**Exercise directions**
For the records below, tally the lines that include the word "title" and give only the tally.
---------- Records for processing ----------
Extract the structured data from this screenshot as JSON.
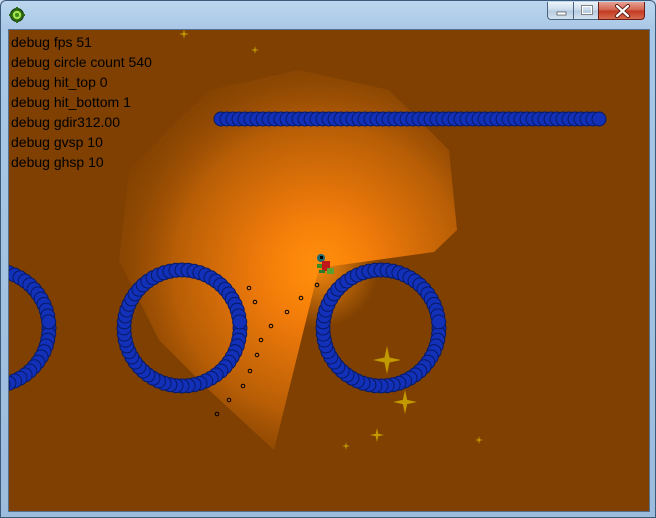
{
  "window": {
    "icon": "gear-icon",
    "buttons": {
      "minimize": "minimize-icon",
      "maximize": "maximize-icon",
      "close": "close-icon"
    }
  },
  "debug_lines": [
    "debug fps 51",
    "debug circle count 540",
    "debug hit_top 0",
    "debug hit_bottom 1",
    "debug gdir312.00",
    "debug gvsp 10",
    "debug ghsp 10"
  ],
  "colors": {
    "background": "#7f4001",
    "light": "#ff8a00",
    "circle_fill": "#1330b8",
    "circle_stroke": "#061a66",
    "sparkle": "#d8b800"
  }
}
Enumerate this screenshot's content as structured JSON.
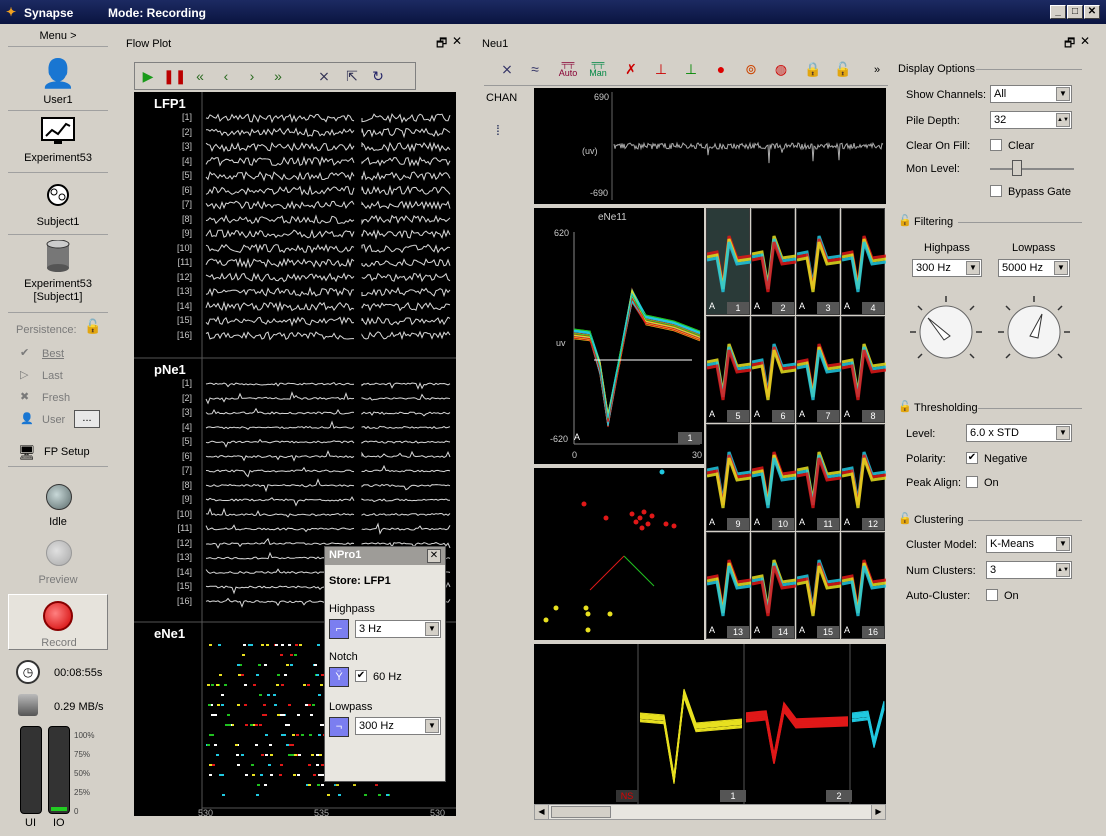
{
  "app": {
    "title": "Synapse",
    "mode": "Mode: Recording"
  },
  "nav": {
    "menu": "Menu >",
    "user": "User1",
    "experiment": "Experiment53",
    "subject": "Subject1",
    "block_line1": "Experiment53",
    "block_line2": "[Subject1]",
    "persistence": "Persistence:",
    "best": "Best",
    "last": "Last",
    "fresh": "Fresh",
    "user_p": "User",
    "ellipsis": "...",
    "fp_setup": "FP Setup",
    "idle": "Idle",
    "preview": "Preview",
    "record": "Record",
    "elapsed": "00:08:55s",
    "rate": "0.29 MB/s",
    "meter_labels": [
      "100%",
      "75%",
      "50%",
      "25%",
      "0"
    ],
    "ui": "UI",
    "io": "IO"
  },
  "flowplot": {
    "title": "Flow Plot",
    "lfp": "LFP1",
    "pne": "pNe1",
    "ene": "eNe1",
    "channels": [
      "[1]",
      "[2]",
      "[3]",
      "[4]",
      "[5]",
      "[6]",
      "[7]",
      "[8]",
      "[9]",
      "[10]",
      "[11]",
      "[12]",
      "[13]",
      "[14]",
      "[15]",
      "[16]"
    ],
    "xticks": [
      "530",
      "535",
      "530"
    ]
  },
  "npro": {
    "title": "NPro1",
    "store": "Store:  LFP1",
    "highpass": "Highpass",
    "hp_val": "3 Hz",
    "notch": "Notch",
    "notch_val": "60 Hz",
    "lowpass": "Lowpass",
    "lp_val": "300 Hz"
  },
  "neu": {
    "title": "Neu1",
    "chan": "CHAN",
    "auto": "Auto",
    "man": "Man",
    "channels": [
      "1",
      "2",
      "3",
      "4",
      "5",
      "6",
      "7",
      "8",
      "9",
      "10",
      "11",
      "12",
      "13",
      "14",
      "15",
      "16"
    ],
    "top_ymax": "690",
    "top_ymin": "-690",
    "top_unit": "(uv)",
    "main_name": "eNe11",
    "main_ymax": "620",
    "main_ymin": "-620",
    "main_unit": "uv",
    "main_x0": "0",
    "main_x1": "30",
    "main_corner": "1",
    "grid_nums": [
      "1",
      "2",
      "3",
      "4",
      "5",
      "6",
      "7",
      "8",
      "9",
      "10",
      "11",
      "12",
      "13",
      "14",
      "15",
      "16"
    ],
    "bottom_nums": [
      "NS",
      "1",
      "2"
    ],
    "a_label": "A"
  },
  "display": {
    "title": "Display Options",
    "show_channels": "Show Channels:",
    "show_val": "All",
    "pile_depth": "Pile Depth:",
    "pile_val": "32",
    "clear_on_fill": "Clear On Fill:",
    "clear": "Clear",
    "mon_level": "Mon Level:",
    "bypass": "Bypass Gate",
    "filtering": "Filtering",
    "highpass": "Highpass",
    "lowpass": "Lowpass",
    "hp_val": "300 Hz",
    "lp_val": "5000 Hz",
    "thresholding": "Thresholding",
    "level": "Level:",
    "level_val": "6.0 x STD",
    "polarity": "Polarity:",
    "negative": "Negative",
    "peak_align": "Peak Align:",
    "on": "On",
    "clustering": "Clustering",
    "cluster_model": "Cluster Model:",
    "model_val": "K-Means",
    "num_clusters": "Num Clusters:",
    "num_val": "3",
    "auto_cluster": "Auto-Cluster:",
    "on2": "On"
  },
  "colors": {
    "accent": "#6a6cf0",
    "red": "#e01818",
    "yellow": "#e8e020",
    "green": "#20c020",
    "cyan": "#20c8e0"
  }
}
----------
**Result below**
5